To measure such correlations, one can apply the traditional Pearson correlation metric ("r"), but it has the following limitations: (1) Pearson correlation only assess the linear fit between real-and-sim performances, while for simulated evaluation we don't necessarily need linear correlations, as long as sim eval reflects real-world performance improvements between different policies (middle-right); (2) Pearson correlation does not reflect the range of values it is computed over. For policy sets that perform closely in real (far-right), Pearson r may change drastically based on small real-world performance differences, which can often be attributed to the inherent noise in real-world evaluations.

Thus, we introduce the Mean Maximum Rank Violation (MMRV) metric (lower the better) to better assess the real-and-sim policy ranking consistency. The key underlying quantity is the rank violation between two policies, which weighs the significance of the simulator incorrectly ranking the policies by the corresponding margin in real-world performance. MMRV then aggregates the N^2 rank violations by averaging the worst-case rank violation for each policy.

Visual Matching Mitigates the Real-to-Sim Visual Gap

Visual discrepancies between real-world and simulated environments can comprise a distribution shift that adversely affects a learned policy’s behavior, rendering simulated evaluation unreliable. Our goal is to match the simulator visuals to those of the real-world environment with only a modest amount of manual effort.
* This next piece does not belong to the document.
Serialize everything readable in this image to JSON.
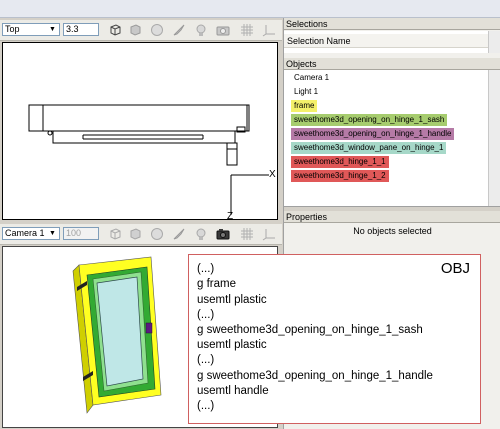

Our proposed Visual Matching consists of (1) green screening, i.e. segmenting out interactive simulated assets and overlaying them onto real-world backgrounds; and (2) texture matching, which involves projecting real object textures onto simulation assets and tuning robot arm colors using real videos.

System Identification Mitigates the Real-to-Sim Control Gap
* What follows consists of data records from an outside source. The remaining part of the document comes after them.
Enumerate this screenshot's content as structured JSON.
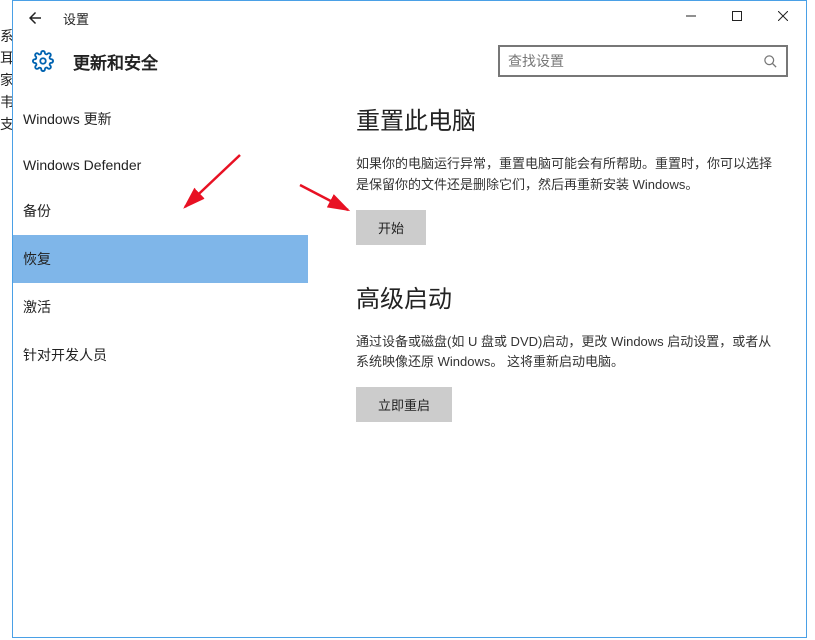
{
  "titlebar": {
    "title": "设置"
  },
  "header": {
    "title": "更新和安全",
    "search_placeholder": "查找设置"
  },
  "sidebar": {
    "items": [
      {
        "label": "Windows 更新",
        "selected": false
      },
      {
        "label": "Windows Defender",
        "selected": false
      },
      {
        "label": "备份",
        "selected": false
      },
      {
        "label": "恢复",
        "selected": true
      },
      {
        "label": "激活",
        "selected": false
      },
      {
        "label": "针对开发人员",
        "selected": false
      }
    ]
  },
  "main": {
    "sections": [
      {
        "heading": "重置此电脑",
        "body": "如果你的电脑运行异常，重置电脑可能会有所帮助。重置时，你可以选择是保留你的文件还是删除它们，然后再重新安装 Windows。",
        "button": "开始"
      },
      {
        "heading": "高级启动",
        "body": "通过设备或磁盘(如 U 盘或 DVD)启动，更改 Windows 启动设置，或者从系统映像还原 Windows。 这将重新启动电脑。",
        "button": "立即重启"
      }
    ]
  },
  "left_edge_chars": "系\n耳\n家\n韦\n支"
}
The goal of mitigating the control gap between simulated and real-world environments is to ensure that policy actions executed in simulation yields comparable effects on the robot’s end-effector as those observed when executed on the real robot. We perform system identification (SysID) for closing the control gap between real and simulated environments on a small sample of trajectories from the real world dataset.

Real World Rollout

Control without SysID

Control with SysID


Evaluating and Comparing Policies

SIMPLER can be used to evaluate diverse sets of rigid-body tasks (non-articulated / articulated objects, tabletop / non-tabletop tasks, shorter / longer horizon tasks), with many intra-task variations (e.g., different object combinations; different object / robot positions and orientations), for each of two robot embodiments (Google Robot and WidowX).

SIMPLER can also compare the performance of different policies and perform checkpoint selection. Policy performances evaluated in SIMPLER have strong correlation with those in the real world (illustrated by low MMRV and high Pearson r in the figures below).

Analyzing and Predicting Policy Behaviors under Distribution Shifts

SIMPLER can be used to analyze the policies' finegrained behaviors, such as their robustness to common distribution shifts like lightings, backgrounds, camera poses, distractor objects, and table textures (fig: left). The findings from SIMPLER are highly correlated with those in the real-world (illustrated by low MMRV and high Pearson r). Additionally, SIMPLER can predict policy behaviors under novel distribution shifts, such as changes in arm textures (fig: right).

Gallery: Paired Evaluations in Real and Sim

SIMPLER yields a strong correlation between real-world and simulated performance across ∼1500 evaluation episodes (from each of real and sim). Here we illustrate a few paired evaluations in real and sim.
(Google Robot control frequency: 3Hz; WidowX control frequency: 5Hz; Each video frame corresponds to a control step)

Real World Rollouts for Google Robot

Simulation Rollouts for Google Robot

Real World Rollouts for WidowX

Simulation Rollouts for WidowX


          title={Evaluating Real-World Robot Manipulation Policies in Simulation},
          author={Xuanlin Li and Kyle Hsu and Jiayuan Gu and Karl Pertsch and Oier Mees and Homer Rich Walke and Chuyuan Fu and Ishikaa Lunawat and Isabel Sieh and Sean Kirmani and Sergey Levine and Jiajun Wu and Chelsea Finn and Hao Su and Quan Vuong and Ted Xiao},
          journal = {arXiv preprint arXiv:2405.05941},